**Work to complete**: From the first line to the last, print the material exactly, skipping the pictures.

**Given records**:
BEGIN

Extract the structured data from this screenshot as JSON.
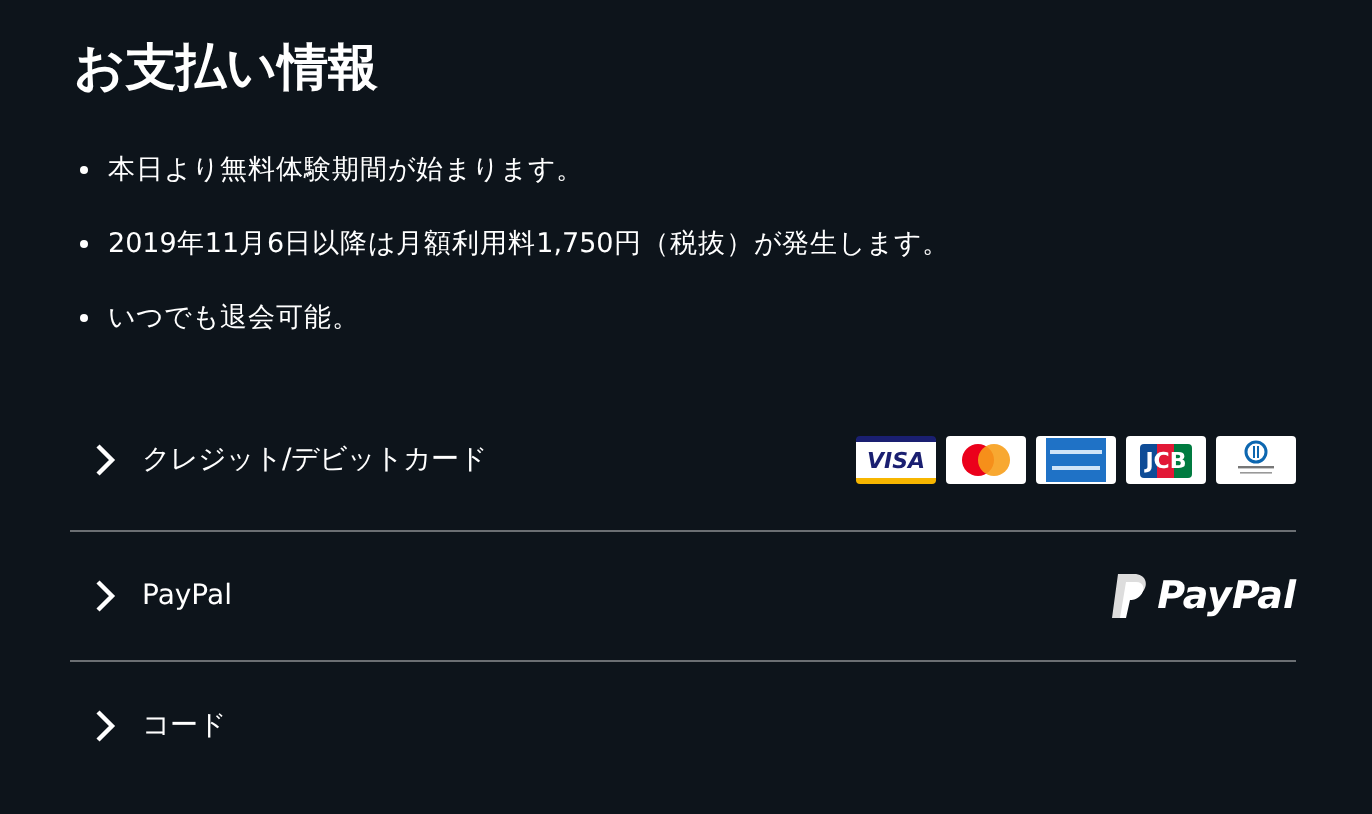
{
  "title": "お支払い情報",
  "notes": [
    "本日より無料体験期間が始まります。",
    "2019年11月6日以降は月額利用料1,750円（税抜）が発生します。",
    "いつでも退会可能。"
  ],
  "methods": [
    {
      "label": "クレジット/デビットカード",
      "kind": "cards",
      "logos": [
        {
          "kind": "visa",
          "text": "VISA"
        },
        {
          "kind": "mastercard"
        },
        {
          "kind": "amex"
        },
        {
          "kind": "jcb",
          "text": "JCB"
        },
        {
          "kind": "diners"
        }
      ]
    },
    {
      "label": "PayPal",
      "kind": "paypal",
      "logo_text": "PayPal"
    },
    {
      "label": "コード",
      "kind": "plain"
    }
  ]
}
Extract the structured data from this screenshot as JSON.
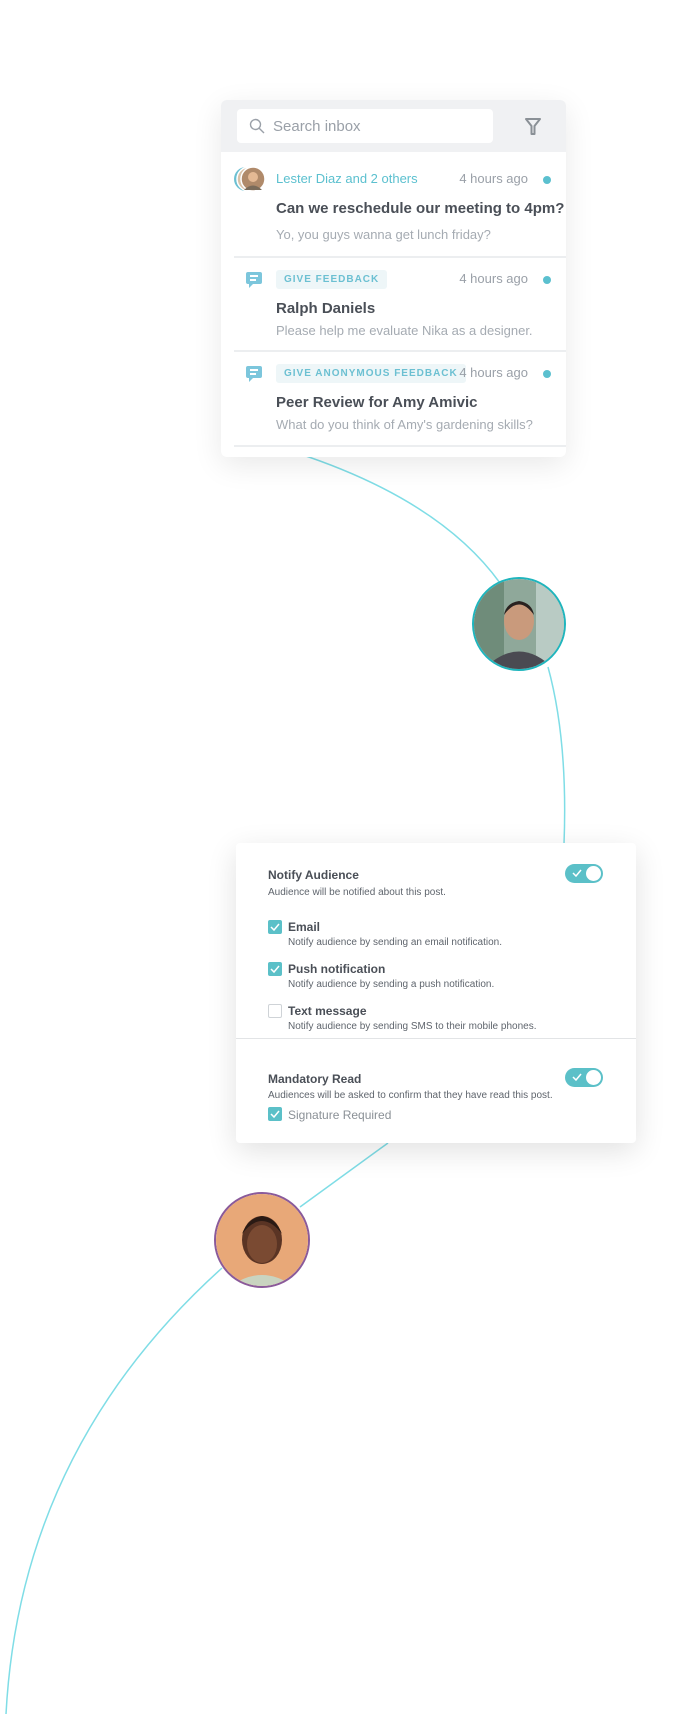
{
  "colors": {
    "accent": "#5bc0c8",
    "curve": "#7fdde6",
    "avatar_ring_1": "#1fb5bd",
    "avatar_ring_2": "#8a5a9a"
  },
  "inbox": {
    "search_placeholder": "Search inbox",
    "filter_icon": "filter-icon",
    "messages": [
      {
        "sender": "Lester Diaz and 2 others",
        "time": "4 hours ago",
        "title": "Can we reschedule our meeting to 4pm?",
        "preview": "Yo, you guys wanna get lunch friday?",
        "unread": true
      },
      {
        "tag": "GIVE FEEDBACK",
        "time": "4 hours ago",
        "title": "Ralph Daniels",
        "preview": "Please help me evaluate Nika as a designer.",
        "unread": true
      },
      {
        "tag": "GIVE ANONYMOUS FEEDBACK",
        "time": "4 hours ago",
        "title": "Peer Review for Amy Amivic",
        "preview": "What do you think of Amy's gardening skills?",
        "unread": true
      }
    ]
  },
  "settings": {
    "notify": {
      "title": "Notify Audience",
      "subtitle": "Audience will be notified about this post.",
      "enabled": true,
      "options": [
        {
          "label": "Email",
          "desc": "Notify audience by sending an email notification.",
          "checked": true
        },
        {
          "label": "Push notification",
          "desc": "Notify audience by sending a push notification.",
          "checked": true
        },
        {
          "label": "Text message",
          "desc": "Notify audience by sending SMS to their mobile phones.",
          "checked": false
        }
      ]
    },
    "mandatory": {
      "title": "Mandatory Read",
      "subtitle": "Audiences will be asked to confirm that they have read this post.",
      "enabled": true,
      "signature_label": "Signature Required",
      "signature_checked": true
    }
  }
}
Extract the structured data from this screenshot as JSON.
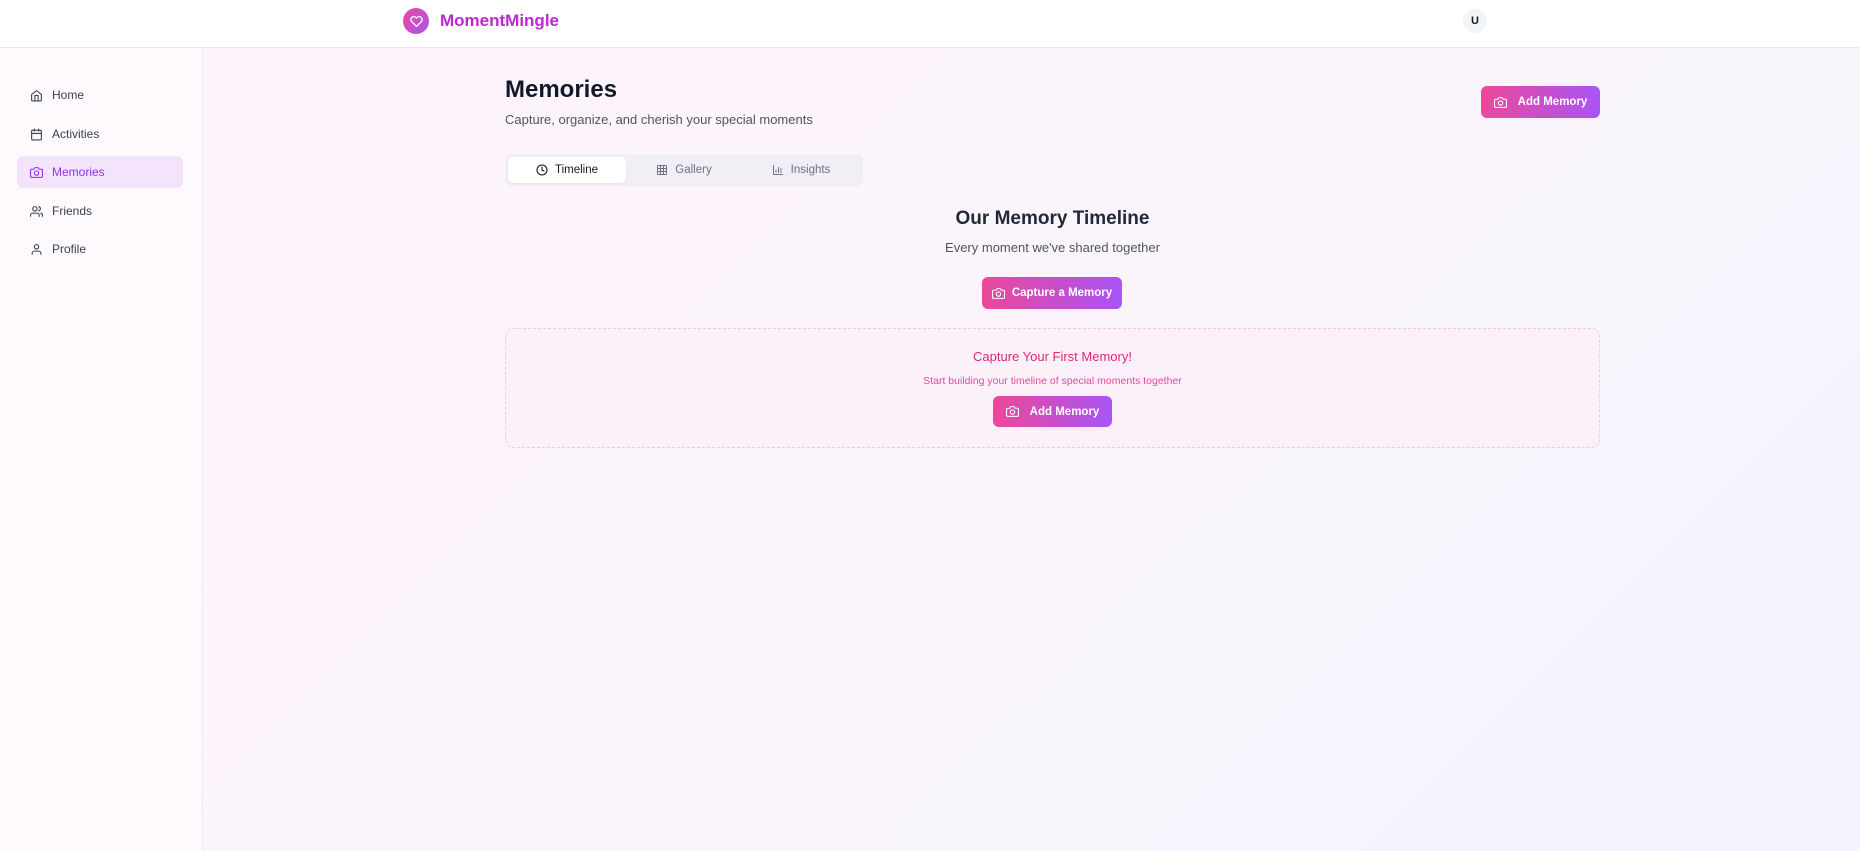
{
  "header": {
    "brand": "MomentMingle",
    "avatar_initial": "U"
  },
  "sidebar": {
    "items": [
      {
        "label": "Home",
        "icon": "home-icon",
        "active": false
      },
      {
        "label": "Activities",
        "icon": "calendar-icon",
        "active": false
      },
      {
        "label": "Memories",
        "icon": "camera-icon",
        "active": true
      },
      {
        "label": "Friends",
        "icon": "users-icon",
        "active": false
      },
      {
        "label": "Profile",
        "icon": "user-icon",
        "active": false
      }
    ]
  },
  "main": {
    "title": "Memories",
    "subtitle": "Capture, organize, and cherish your special moments",
    "add_memory_label": "Add Memory",
    "tabs": [
      {
        "label": "Timeline",
        "icon": "clock-icon",
        "active": true
      },
      {
        "label": "Gallery",
        "icon": "grid-icon",
        "active": false
      },
      {
        "label": "Insights",
        "icon": "bar-chart-icon",
        "active": false
      }
    ],
    "timeline": {
      "title": "Our Memory Timeline",
      "subtitle": "Every moment we've shared together",
      "capture_label": "Capture a Memory"
    },
    "empty_state": {
      "title": "Capture Your First Memory!",
      "subtitle": "Start building your timeline of special moments together",
      "button_label": "Add Memory"
    }
  },
  "colors": {
    "brand_pink": "#ec4899",
    "brand_purple": "#a855f7",
    "brand_text": "#c026d3",
    "active_nav_bg": "#f3e3fb",
    "active_nav_text": "#9333ea"
  }
}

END

**Output**:
Extract the structured data from this screenshot as JSON.
{
  "title": "お支払い情報",
  "notes": [
    "本日より無料体験期間が始まります。",
    "2019年11月6日以降は月額利用料1,750円（税抜）が発生します。",
    "いつでも退会可能。"
  ],
  "methods": [
    {
      "label": "クレジット/デビットカード",
      "kind": "cards",
      "logos": [
        {
          "kind": "visa",
          "text": "VISA"
        },
        {
          "kind": "mastercard"
        },
        {
          "kind": "amex"
        },
        {
          "kind": "jcb",
          "text": "JCB"
        },
        {
          "kind": "diners"
        }
      ]
    },
    {
      "label": "PayPal",
      "kind": "paypal",
      "logo_text": "PayPal"
    },
    {
      "label": "コード",
      "kind": "plain"
    }
  ]
}
Extract the structured data from this screenshot as JSON.
{
  "colors": {
    "accent": "#5bc0c8",
    "curve": "#7fdde6",
    "avatar_ring_1": "#1fb5bd",
    "avatar_ring_2": "#8a5a9a"
  },
  "inbox": {
    "search_placeholder": "Search inbox",
    "filter_icon": "filter-icon",
    "messages": [
      {
        "sender": "Lester Diaz and 2 others",
        "time": "4 hours ago",
        "title": "Can we reschedule our meeting to 4pm?",
        "preview": "Yo, you guys wanna get lunch friday?",
        "unread": true
      },
      {
        "tag": "GIVE FEEDBACK",
        "time": "4 hours ago",
        "title": "Ralph Daniels",
        "preview": "Please help me evaluate Nika as a designer.",
        "unread": true
      },
      {
        "tag": "GIVE ANONYMOUS FEEDBACK",
        "time": "4 hours ago",
        "title": "Peer Review for Amy Amivic",
        "preview": "What do you think of Amy's gardening skills?",
        "unread": true
      }
    ]
  },
  "settings": {
    "notify": {
      "title": "Notify Audience",
      "subtitle": "Audience will be notified about this post.",
      "enabled": true,
      "options": [
        {
          "label": "Email",
          "desc": "Notify audience by sending an email notification.",
          "checked": true
        },
        {
          "label": "Push notification",
          "desc": "Notify audience by sending a push notification.",
          "checked": true
        },
        {
          "label": "Text message",
          "desc": "Notify audience by sending SMS to their mobile phones.",
          "checked": false
        }
      ]
    },
    "mandatory": {
      "title": "Mandatory Read",
      "subtitle": "Audiences will be asked to confirm that they have read this post.",
      "enabled": true,
      "signature_label": "Signature Required",
      "signature_checked": true
    }
  }
}
Extract the structured data from this screenshot as JSON.
{
  "header": {
    "brand": "MomentMingle",
    "avatar_initial": "U"
  },
  "sidebar": {
    "items": [
      {
        "label": "Home",
        "icon": "home-icon",
        "active": false
      },
      {
        "label": "Activities",
        "icon": "calendar-icon",
        "active": false
      },
      {
        "label": "Memories",
        "icon": "camera-icon",
        "active": true
      },
      {
        "label": "Friends",
        "icon": "users-icon",
        "active": false
      },
      {
        "label": "Profile",
        "icon": "user-icon",
        "active": false
      }
    ]
  },
  "main": {
    "title": "Memories",
    "subtitle": "Capture, organize, and cherish your special moments",
    "add_memory_label": "Add Memory",
    "tabs": [
      {
        "label": "Timeline",
        "icon": "clock-icon",
        "active": true
      },
      {
        "label": "Gallery",
        "icon": "grid-icon",
        "active": false
      },
      {
        "label": "Insights",
        "icon": "bar-chart-icon",
        "active": false
      }
    ],
    "timeline": {
      "title": "Our Memory Timeline",
      "subtitle": "Every moment we've shared together",
      "capture_label": "Capture a Memory"
    },
    "empty_state": {
      "title": "Capture Your First Memory!",
      "subtitle": "Start building your timeline of special moments together",
      "button_label": "Add Memory"
    }
  },
  "colors": {
    "brand_pink": "#ec4899",
    "brand_purple": "#a855f7",
    "brand_text": "#c026d3",
    "active_nav_bg": "#f3e3fb",
    "active_nav_text": "#9333ea"
  }
}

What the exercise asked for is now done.